To do :: Return all of the entries word for word, but omit the pictures they contain.

--- Data provided ---

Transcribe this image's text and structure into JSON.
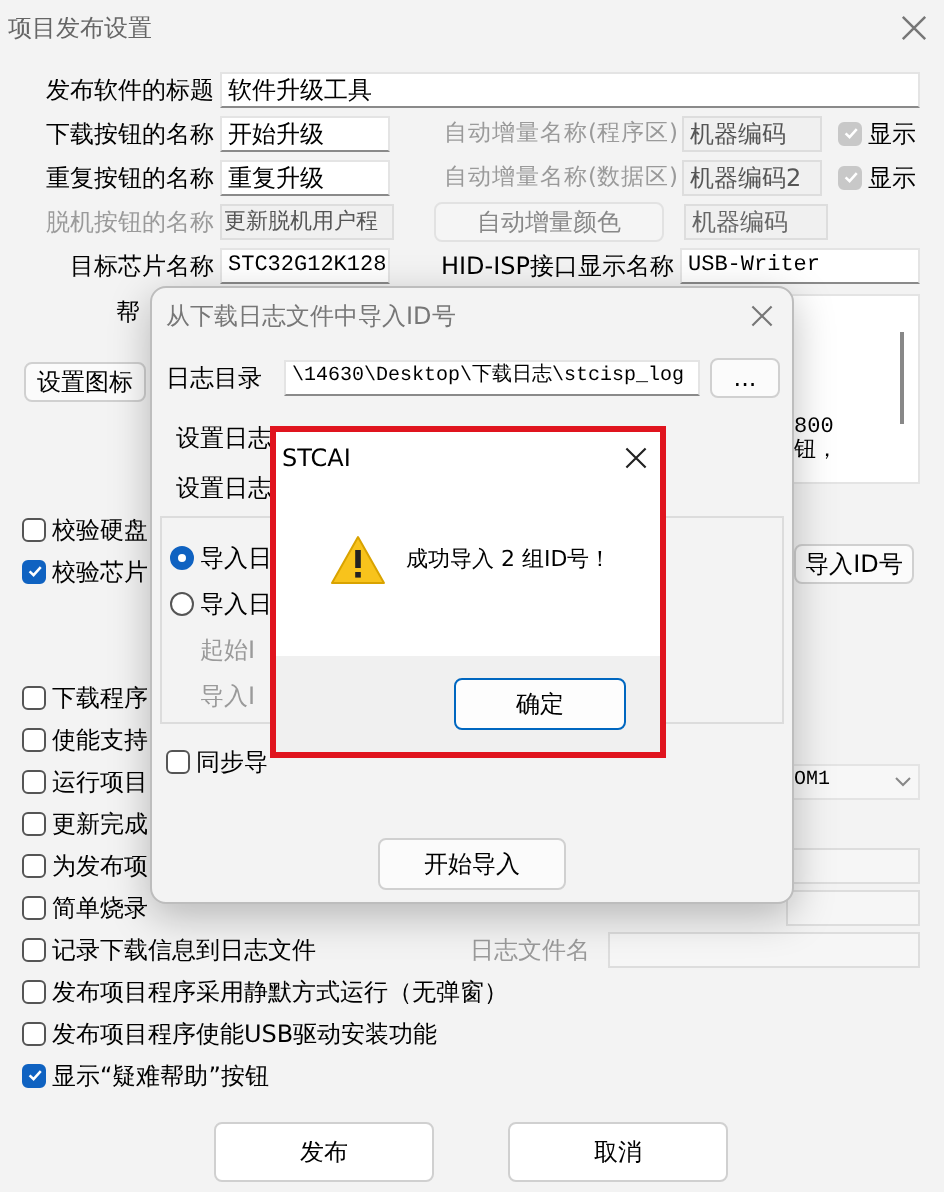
{
  "window": {
    "title": "项目发布设置"
  },
  "title_field": {
    "label": "发布软件的标题",
    "value": "软件升级工具"
  },
  "download_button_name": {
    "label": "下载按钮的名称",
    "value": "开始升级"
  },
  "repeat_button_name": {
    "label": "重复按钮的名称",
    "value": "重复升级"
  },
  "offline_button_name": {
    "label": "脱机按钮的名称",
    "value": "更新脱机用户程",
    "disabled": true
  },
  "auto_increment": [
    {
      "label": "自动增量名称(程序区)",
      "value": "机器编码",
      "show_label": "显示",
      "show_checked": true,
      "disabled": true
    },
    {
      "label": "自动增量名称(数据区)",
      "value": "机器编码2",
      "show_label": "显示",
      "show_checked": true,
      "disabled": true
    }
  ],
  "auto_increment_color": {
    "label": "自动增量颜色",
    "value": "机器编码",
    "disabled": true
  },
  "target_chip": {
    "label": "目标芯片名称",
    "value": "STC32G12K128"
  },
  "hid_name": {
    "label": "HID-ISP接口显示名称",
    "value": "USB-Writer"
  },
  "help": {
    "label": "帮",
    "lines": [
      "800",
      "钮，"
    ]
  },
  "set_icon_button": "设置图标",
  "verify_options": [
    {
      "label": "校验硬盘",
      "checked": false
    },
    {
      "label": "校验芯片",
      "checked": true
    }
  ],
  "import_id_button": "导入ID号",
  "options": [
    {
      "label": "下载程序",
      "checked": false
    },
    {
      "label": "使能支持",
      "checked": false
    },
    {
      "label": "运行项目",
      "checked": false
    },
    {
      "label": "更新完成",
      "checked": false
    },
    {
      "label": "为发布项",
      "checked": false
    },
    {
      "label": "简单烧录",
      "checked": false
    },
    {
      "label": "记录下载信息到日志文件",
      "checked": false
    },
    {
      "label": "发布项目程序采用静默方式运行（无弹窗）",
      "checked": false
    },
    {
      "label": "发布项目程序使能USB驱动安装功能",
      "checked": false
    },
    {
      "label": "显示“疑难帮助”按钮",
      "checked": true
    }
  ],
  "port_select": {
    "value": "OM1"
  },
  "log_file": {
    "label": "日志文件名",
    "disabled": true
  },
  "buttons": [
    "发布",
    "取消"
  ],
  "import_dialog": {
    "title": "从下载日志文件中导入ID号",
    "log_dir": {
      "label": "日志目录",
      "value": "\\14630\\Desktop\\下载日志\\stcisp_log",
      "browse": "..."
    },
    "start_date": {
      "label": "设置日志"
    },
    "row_3_label": "设置日志",
    "modes": [
      {
        "label": "导入日",
        "selected": true
      },
      {
        "label": "导入日",
        "selected": false
      }
    ],
    "sub_fields": [
      {
        "label": "起始I",
        "disabled": true
      },
      {
        "label": "导入I",
        "disabled": true
      }
    ],
    "sync": {
      "label": "同步导",
      "checked": false
    },
    "start_button": "开始导入"
  },
  "message_box": {
    "title": "STCAI",
    "message": "成功导入 2 组ID号！",
    "ok": "确定"
  }
}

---

Answer ::
Transcribe this image's text and structure into JSON.
{
  "window": {
    "title": "项目发布设置"
  },
  "title_field": {
    "label": "发布软件的标题",
    "value": "软件升级工具"
  },
  "download_button_name": {
    "label": "下载按钮的名称",
    "value": "开始升级"
  },
  "repeat_button_name": {
    "label": "重复按钮的名称",
    "value": "重复升级"
  },
  "offline_button_name": {
    "label": "脱机按钮的名称",
    "value": "更新脱机用户程",
    "disabled": true
  },
  "auto_increment": [
    {
      "label": "自动增量名称(程序区)",
      "value": "机器编码",
      "show_label": "显示",
      "show_checked": true,
      "disabled": true
    },
    {
      "label": "自动增量名称(数据区)",
      "value": "机器编码2",
      "show_label": "显示",
      "show_checked": true,
      "disabled": true
    }
  ],
  "auto_increment_color": {
    "label": "自动增量颜色",
    "value": "机器编码",
    "disabled": true
  },
  "target_chip": {
    "label": "目标芯片名称",
    "value": "STC32G12K128"
  },
  "hid_name": {
    "label": "HID-ISP接口显示名称",
    "value": "USB-Writer"
  },
  "help": {
    "label": "帮",
    "lines": [
      "800",
      "钮，"
    ]
  },
  "set_icon_button": "设置图标",
  "verify_options": [
    {
      "label": "校验硬盘",
      "checked": false
    },
    {
      "label": "校验芯片",
      "checked": true
    }
  ],
  "import_id_button": "导入ID号",
  "options": [
    {
      "label": "下载程序",
      "checked": false
    },
    {
      "label": "使能支持",
      "checked": false
    },
    {
      "label": "运行项目",
      "checked": false
    },
    {
      "label": "更新完成",
      "checked": false
    },
    {
      "label": "为发布项",
      "checked": false
    },
    {
      "label": "简单烧录",
      "checked": false
    },
    {
      "label": "记录下载信息到日志文件",
      "checked": false
    },
    {
      "label": "发布项目程序采用静默方式运行（无弹窗）",
      "checked": false
    },
    {
      "label": "发布项目程序使能USB驱动安装功能",
      "checked": false
    },
    {
      "label": "显示“疑难帮助”按钮",
      "checked": true
    }
  ],
  "port_select": {
    "value": "OM1"
  },
  "log_file": {
    "label": "日志文件名",
    "disabled": true
  },
  "buttons": [
    "发布",
    "取消"
  ],
  "import_dialog": {
    "title": "从下载日志文件中导入ID号",
    "log_dir": {
      "label": "日志目录",
      "value": "\\14630\\Desktop\\下载日志\\stcisp_log",
      "browse": "..."
    },
    "start_date": {
      "label": "设置日志"
    },
    "row_3_label": "设置日志",
    "modes": [
      {
        "label": "导入日",
        "selected": true
      },
      {
        "label": "导入日",
        "selected": false
      }
    ],
    "sub_fields": [
      {
        "label": "起始I",
        "disabled": true
      },
      {
        "label": "导入I",
        "disabled": true
      }
    ],
    "sync": {
      "label": "同步导",
      "checked": false
    },
    "start_button": "开始导入"
  },
  "message_box": {
    "title": "STCAI",
    "message": "成功导入 2 组ID号！",
    "ok": "确定"
  }
}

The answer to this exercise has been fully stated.